**** Exercise data ****

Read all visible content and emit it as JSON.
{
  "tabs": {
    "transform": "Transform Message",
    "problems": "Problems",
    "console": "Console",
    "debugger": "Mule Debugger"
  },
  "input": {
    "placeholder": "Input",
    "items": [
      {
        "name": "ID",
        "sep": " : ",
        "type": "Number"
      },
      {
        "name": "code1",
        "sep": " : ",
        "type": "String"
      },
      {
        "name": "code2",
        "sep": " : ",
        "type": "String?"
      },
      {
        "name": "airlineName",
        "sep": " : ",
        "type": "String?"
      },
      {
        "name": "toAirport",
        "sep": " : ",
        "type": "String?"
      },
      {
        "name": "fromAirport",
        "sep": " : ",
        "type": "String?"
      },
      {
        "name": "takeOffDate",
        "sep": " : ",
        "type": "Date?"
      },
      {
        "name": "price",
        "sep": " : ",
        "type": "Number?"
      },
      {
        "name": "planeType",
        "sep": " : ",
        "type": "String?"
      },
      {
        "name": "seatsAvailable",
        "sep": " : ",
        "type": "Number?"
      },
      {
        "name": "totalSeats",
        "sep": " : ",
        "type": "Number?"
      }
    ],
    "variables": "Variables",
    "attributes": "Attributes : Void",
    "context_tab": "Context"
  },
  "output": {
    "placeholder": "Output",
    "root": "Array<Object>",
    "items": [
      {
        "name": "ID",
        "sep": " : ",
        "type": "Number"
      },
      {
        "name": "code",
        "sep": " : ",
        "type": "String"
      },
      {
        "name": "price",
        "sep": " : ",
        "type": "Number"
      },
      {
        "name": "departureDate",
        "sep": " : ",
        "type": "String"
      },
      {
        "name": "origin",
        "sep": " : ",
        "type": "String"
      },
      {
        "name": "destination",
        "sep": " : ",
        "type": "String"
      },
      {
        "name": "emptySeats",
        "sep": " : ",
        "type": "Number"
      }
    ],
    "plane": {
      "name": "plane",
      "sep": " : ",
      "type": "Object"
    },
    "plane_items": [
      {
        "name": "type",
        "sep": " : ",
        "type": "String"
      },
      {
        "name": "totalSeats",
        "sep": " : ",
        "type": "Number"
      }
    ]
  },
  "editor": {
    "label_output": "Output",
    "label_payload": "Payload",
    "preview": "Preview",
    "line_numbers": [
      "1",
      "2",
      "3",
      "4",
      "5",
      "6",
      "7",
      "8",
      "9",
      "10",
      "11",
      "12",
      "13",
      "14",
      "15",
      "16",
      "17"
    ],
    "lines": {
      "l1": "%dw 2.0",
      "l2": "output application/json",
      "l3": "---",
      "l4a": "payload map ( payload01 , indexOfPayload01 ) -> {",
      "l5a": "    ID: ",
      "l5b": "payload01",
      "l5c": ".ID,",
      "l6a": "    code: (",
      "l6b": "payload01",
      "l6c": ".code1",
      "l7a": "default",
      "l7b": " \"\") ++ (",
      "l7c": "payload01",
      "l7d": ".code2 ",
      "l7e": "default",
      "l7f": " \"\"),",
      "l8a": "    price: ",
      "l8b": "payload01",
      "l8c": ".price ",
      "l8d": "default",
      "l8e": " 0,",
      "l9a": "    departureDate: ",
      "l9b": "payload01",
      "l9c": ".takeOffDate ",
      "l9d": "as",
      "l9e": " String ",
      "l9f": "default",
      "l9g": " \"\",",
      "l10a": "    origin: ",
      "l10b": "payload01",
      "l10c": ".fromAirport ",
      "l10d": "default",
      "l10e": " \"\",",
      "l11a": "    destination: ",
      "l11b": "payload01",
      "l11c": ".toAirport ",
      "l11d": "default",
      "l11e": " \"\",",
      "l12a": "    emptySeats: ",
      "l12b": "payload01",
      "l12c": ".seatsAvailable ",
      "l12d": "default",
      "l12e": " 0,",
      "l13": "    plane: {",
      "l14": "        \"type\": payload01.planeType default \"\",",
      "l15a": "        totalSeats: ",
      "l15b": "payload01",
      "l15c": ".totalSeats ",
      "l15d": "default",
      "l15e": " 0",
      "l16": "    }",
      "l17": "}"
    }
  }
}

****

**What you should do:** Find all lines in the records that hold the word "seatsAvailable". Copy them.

**Response area:**
        "name": "seatsAvailable",
      "l12c": ".seatsAvailable ",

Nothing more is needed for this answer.